GIVEN DATA:

━━━━━━━━━━━━━━━━

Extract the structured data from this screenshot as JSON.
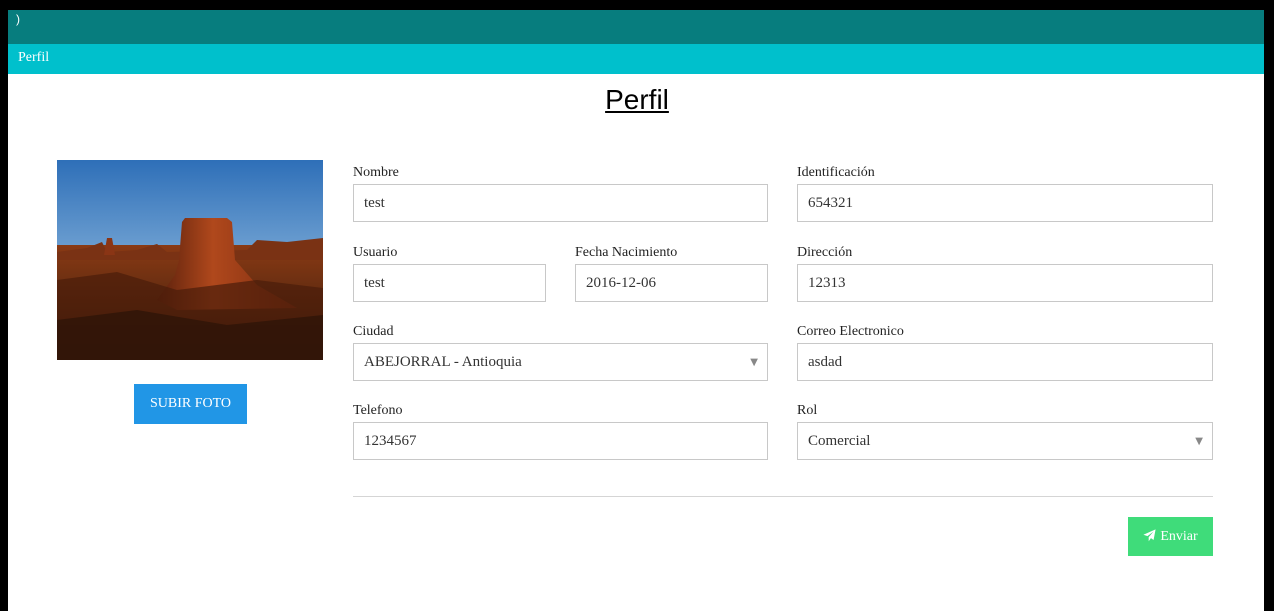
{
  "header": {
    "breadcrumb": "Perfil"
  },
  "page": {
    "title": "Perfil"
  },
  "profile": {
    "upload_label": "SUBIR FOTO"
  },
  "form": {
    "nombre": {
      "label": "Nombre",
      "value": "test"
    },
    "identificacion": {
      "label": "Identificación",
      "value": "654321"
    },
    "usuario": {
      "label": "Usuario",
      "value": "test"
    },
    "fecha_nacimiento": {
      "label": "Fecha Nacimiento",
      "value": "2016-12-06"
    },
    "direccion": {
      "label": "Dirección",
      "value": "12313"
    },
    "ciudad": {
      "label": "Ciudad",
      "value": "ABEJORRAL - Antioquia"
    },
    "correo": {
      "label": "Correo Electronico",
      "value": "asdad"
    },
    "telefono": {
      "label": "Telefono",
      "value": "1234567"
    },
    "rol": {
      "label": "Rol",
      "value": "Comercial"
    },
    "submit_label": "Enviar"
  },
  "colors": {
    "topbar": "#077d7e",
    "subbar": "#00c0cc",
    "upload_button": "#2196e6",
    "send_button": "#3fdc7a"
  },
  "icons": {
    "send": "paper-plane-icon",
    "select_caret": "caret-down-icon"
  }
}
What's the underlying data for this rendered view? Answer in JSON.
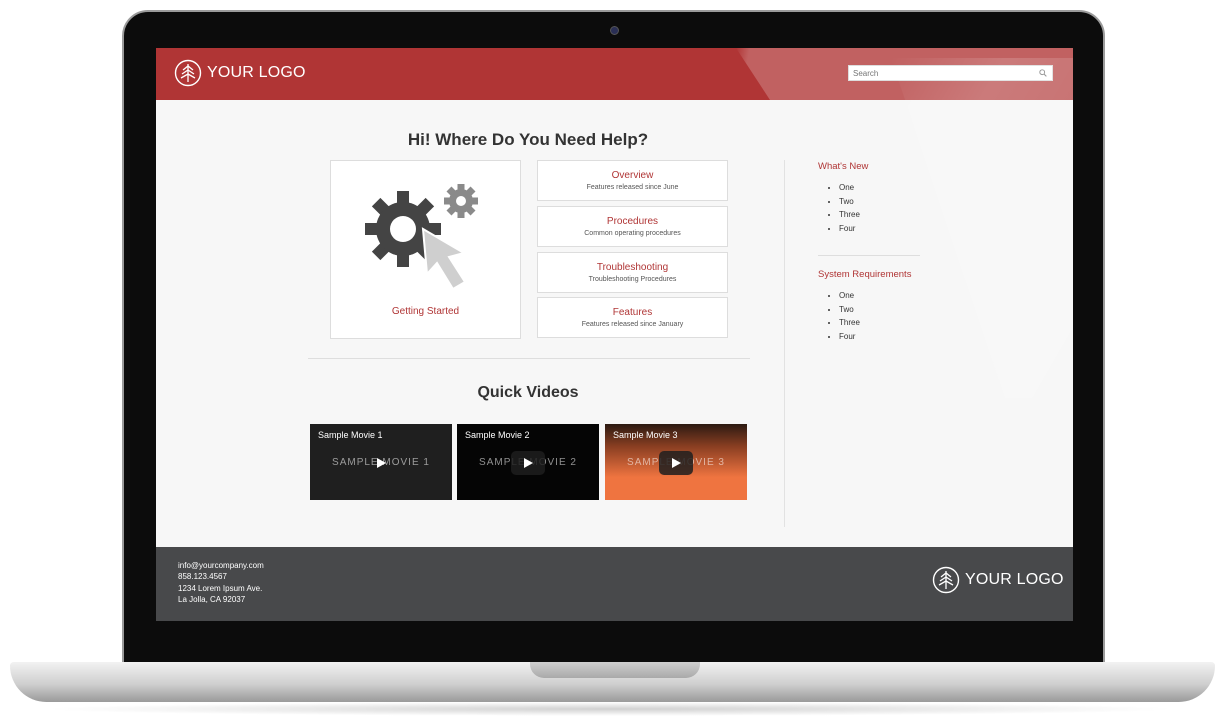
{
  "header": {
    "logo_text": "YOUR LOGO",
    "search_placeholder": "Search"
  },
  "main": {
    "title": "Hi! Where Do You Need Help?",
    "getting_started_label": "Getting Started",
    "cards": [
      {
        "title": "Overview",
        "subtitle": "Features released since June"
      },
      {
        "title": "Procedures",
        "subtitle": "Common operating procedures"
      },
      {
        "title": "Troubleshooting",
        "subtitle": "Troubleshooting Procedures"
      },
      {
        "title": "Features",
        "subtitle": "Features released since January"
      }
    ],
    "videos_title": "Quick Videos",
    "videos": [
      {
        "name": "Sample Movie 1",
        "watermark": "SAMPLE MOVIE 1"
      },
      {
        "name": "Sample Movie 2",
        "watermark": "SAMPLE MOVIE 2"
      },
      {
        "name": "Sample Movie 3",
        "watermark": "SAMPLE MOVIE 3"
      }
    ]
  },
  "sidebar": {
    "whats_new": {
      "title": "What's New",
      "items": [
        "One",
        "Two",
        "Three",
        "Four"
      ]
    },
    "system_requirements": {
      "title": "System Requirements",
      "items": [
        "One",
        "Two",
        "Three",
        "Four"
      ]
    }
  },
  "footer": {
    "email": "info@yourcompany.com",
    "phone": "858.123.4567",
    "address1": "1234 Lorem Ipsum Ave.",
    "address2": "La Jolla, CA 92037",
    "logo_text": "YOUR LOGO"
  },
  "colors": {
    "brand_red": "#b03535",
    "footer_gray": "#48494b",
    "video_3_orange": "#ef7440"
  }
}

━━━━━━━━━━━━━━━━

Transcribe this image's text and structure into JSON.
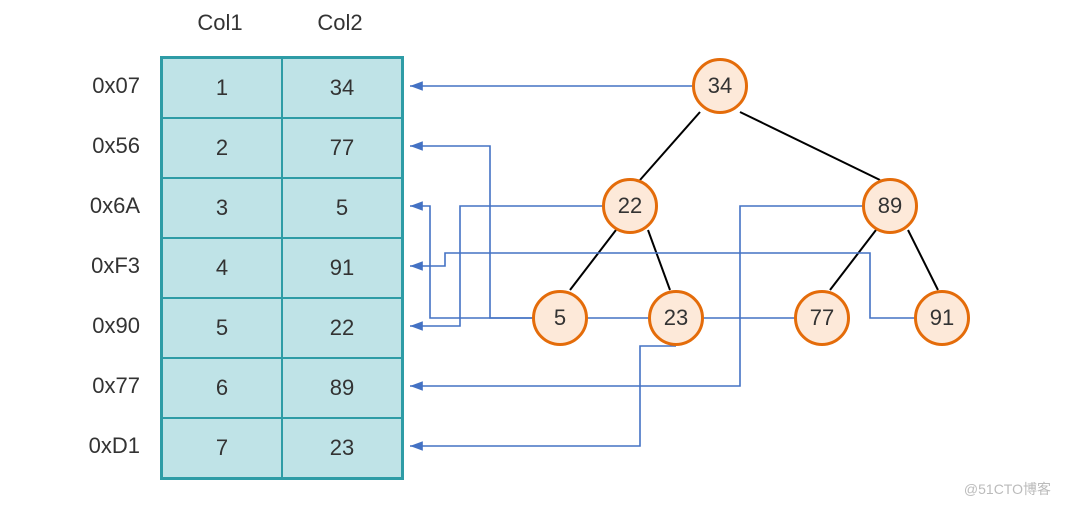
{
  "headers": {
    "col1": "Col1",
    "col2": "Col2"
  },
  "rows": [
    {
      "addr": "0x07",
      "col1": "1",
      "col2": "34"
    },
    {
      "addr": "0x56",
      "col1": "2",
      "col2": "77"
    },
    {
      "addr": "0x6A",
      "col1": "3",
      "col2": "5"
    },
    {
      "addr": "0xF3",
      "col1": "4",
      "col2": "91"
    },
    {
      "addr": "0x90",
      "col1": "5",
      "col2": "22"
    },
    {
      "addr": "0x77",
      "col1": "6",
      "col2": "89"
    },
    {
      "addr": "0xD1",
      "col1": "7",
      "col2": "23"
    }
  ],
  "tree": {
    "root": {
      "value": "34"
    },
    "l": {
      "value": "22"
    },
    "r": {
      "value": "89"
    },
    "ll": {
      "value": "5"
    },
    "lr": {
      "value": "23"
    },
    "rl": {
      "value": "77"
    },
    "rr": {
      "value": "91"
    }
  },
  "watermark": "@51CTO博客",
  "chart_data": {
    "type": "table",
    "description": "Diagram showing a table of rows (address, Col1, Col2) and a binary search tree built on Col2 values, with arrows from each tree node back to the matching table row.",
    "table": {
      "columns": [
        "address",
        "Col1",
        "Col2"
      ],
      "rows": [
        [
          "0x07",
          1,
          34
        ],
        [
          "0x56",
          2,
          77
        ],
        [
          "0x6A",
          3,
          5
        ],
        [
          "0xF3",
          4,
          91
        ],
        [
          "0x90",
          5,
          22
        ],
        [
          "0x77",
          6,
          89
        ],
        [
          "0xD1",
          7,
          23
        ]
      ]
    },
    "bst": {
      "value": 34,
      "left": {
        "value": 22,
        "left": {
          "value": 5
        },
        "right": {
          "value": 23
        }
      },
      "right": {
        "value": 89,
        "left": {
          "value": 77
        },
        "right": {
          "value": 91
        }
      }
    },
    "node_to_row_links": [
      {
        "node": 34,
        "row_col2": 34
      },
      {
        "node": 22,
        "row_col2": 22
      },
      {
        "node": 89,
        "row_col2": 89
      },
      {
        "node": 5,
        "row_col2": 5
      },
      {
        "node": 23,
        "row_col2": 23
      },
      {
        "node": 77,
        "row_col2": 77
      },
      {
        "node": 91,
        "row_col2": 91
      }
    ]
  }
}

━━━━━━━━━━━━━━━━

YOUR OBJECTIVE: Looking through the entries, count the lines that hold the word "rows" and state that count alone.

TASK ANSWER: 3